##### Source data #####

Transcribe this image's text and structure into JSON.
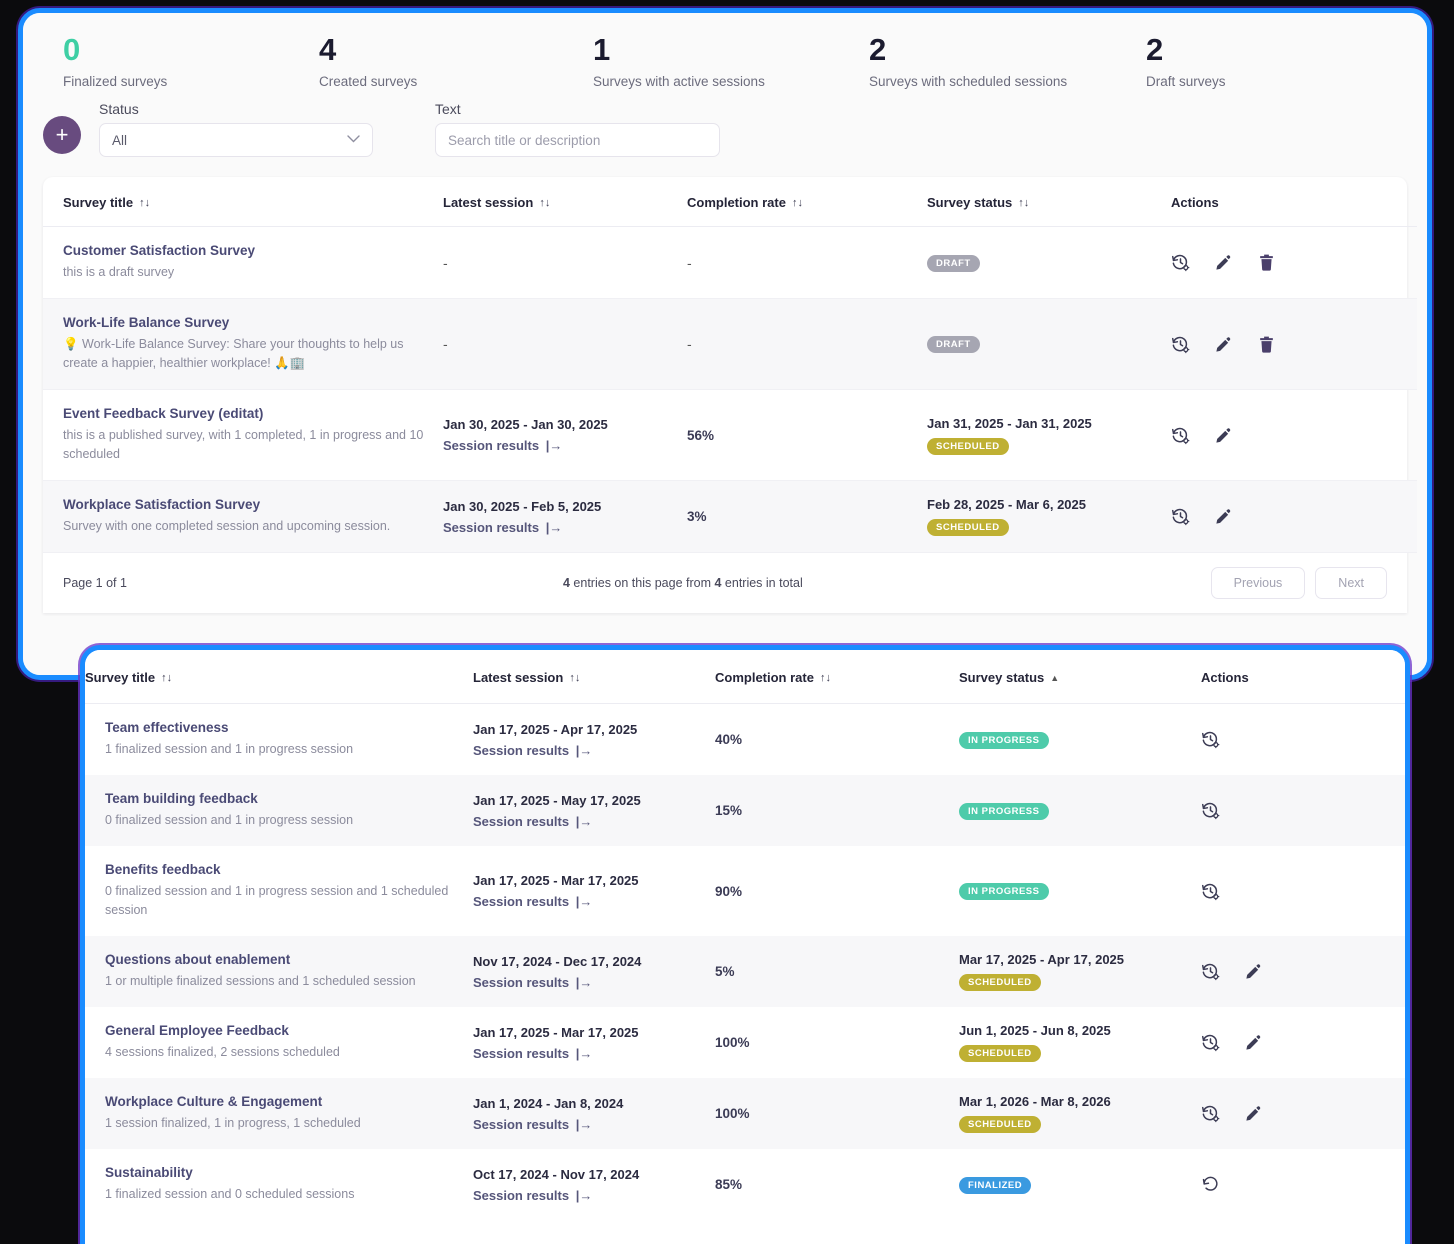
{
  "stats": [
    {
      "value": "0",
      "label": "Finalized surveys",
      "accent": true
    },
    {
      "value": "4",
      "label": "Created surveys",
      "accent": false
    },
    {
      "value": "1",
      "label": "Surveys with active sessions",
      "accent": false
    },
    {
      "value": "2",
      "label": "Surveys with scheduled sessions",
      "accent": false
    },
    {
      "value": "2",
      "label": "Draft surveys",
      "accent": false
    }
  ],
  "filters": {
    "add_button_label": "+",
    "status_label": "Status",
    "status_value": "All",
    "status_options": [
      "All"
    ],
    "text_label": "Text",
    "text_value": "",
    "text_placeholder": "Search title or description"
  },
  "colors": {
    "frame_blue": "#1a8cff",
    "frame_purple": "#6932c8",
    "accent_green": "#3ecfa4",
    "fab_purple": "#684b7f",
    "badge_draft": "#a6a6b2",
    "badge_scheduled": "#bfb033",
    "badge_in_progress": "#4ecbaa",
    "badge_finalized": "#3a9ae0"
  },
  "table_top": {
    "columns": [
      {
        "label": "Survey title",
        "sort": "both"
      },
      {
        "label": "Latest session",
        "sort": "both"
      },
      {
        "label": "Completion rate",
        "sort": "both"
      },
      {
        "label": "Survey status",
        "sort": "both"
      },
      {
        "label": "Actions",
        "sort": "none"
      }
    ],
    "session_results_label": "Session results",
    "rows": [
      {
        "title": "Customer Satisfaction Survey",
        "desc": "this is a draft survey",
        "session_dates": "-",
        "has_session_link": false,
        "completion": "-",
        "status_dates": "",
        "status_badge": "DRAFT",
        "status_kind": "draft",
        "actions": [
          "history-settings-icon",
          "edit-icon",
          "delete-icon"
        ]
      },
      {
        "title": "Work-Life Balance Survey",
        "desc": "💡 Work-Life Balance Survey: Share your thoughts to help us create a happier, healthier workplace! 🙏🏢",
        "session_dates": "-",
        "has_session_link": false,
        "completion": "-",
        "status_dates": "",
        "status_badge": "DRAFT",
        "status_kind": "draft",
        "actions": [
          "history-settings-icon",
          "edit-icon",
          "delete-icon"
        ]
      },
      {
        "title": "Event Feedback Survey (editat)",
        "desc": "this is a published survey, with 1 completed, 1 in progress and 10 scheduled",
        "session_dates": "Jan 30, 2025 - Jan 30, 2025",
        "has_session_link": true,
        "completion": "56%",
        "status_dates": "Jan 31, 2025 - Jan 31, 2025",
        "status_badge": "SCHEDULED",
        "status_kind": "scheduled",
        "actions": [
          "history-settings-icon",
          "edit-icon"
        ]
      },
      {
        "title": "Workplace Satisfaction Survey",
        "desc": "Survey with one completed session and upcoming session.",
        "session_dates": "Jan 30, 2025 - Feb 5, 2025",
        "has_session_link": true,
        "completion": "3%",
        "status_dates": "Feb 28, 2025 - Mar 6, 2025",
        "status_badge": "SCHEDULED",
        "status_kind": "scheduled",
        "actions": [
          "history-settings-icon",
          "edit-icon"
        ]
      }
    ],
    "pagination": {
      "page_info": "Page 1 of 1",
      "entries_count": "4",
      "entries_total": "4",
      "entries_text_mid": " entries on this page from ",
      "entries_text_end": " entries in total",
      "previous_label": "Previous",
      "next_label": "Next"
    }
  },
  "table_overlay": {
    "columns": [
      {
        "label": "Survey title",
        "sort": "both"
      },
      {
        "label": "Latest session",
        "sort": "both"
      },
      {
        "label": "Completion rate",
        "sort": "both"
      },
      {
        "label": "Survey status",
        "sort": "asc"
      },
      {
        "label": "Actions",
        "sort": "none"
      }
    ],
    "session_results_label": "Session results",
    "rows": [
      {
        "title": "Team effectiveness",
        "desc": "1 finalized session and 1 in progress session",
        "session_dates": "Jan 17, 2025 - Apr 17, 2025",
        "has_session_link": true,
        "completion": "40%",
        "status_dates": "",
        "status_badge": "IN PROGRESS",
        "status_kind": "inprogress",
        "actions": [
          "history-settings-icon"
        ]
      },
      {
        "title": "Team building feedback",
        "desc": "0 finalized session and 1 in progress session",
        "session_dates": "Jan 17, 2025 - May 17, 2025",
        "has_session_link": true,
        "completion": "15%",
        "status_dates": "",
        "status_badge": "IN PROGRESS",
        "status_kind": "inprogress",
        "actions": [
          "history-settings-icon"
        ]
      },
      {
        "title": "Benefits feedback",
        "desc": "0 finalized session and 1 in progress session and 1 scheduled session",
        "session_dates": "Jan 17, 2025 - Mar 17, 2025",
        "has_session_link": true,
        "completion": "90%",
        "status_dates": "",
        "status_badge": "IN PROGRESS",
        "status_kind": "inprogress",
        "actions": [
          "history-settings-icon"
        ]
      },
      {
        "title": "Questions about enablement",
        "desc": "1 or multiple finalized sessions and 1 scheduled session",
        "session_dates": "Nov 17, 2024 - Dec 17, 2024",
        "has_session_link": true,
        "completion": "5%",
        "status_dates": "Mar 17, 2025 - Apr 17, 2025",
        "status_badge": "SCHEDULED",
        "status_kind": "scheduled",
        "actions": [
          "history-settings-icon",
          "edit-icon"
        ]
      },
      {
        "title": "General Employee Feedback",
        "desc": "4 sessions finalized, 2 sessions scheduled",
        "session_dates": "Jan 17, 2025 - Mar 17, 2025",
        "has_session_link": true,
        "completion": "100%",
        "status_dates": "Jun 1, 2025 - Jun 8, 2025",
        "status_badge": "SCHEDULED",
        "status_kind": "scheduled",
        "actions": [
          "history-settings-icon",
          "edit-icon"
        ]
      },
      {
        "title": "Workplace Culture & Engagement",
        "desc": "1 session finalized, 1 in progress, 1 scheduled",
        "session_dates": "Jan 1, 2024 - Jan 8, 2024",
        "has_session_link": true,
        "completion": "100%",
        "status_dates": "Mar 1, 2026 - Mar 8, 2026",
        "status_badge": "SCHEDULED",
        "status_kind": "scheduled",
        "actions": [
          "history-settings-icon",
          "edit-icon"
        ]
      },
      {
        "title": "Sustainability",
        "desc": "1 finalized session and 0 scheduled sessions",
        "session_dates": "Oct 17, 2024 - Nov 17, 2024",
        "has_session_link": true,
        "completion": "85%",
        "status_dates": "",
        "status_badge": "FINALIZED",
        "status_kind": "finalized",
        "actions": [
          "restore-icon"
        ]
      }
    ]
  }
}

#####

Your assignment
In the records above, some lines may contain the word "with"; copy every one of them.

Solution for this exercise
      "label": "Surveys with active sessions",
      "label": "Surveys with scheduled sessions",
        "desc": "this is a published survey, with 1 completed, 1 in progress and 10 scheduled",
        "desc": "Survey with one completed session and upcoming session.",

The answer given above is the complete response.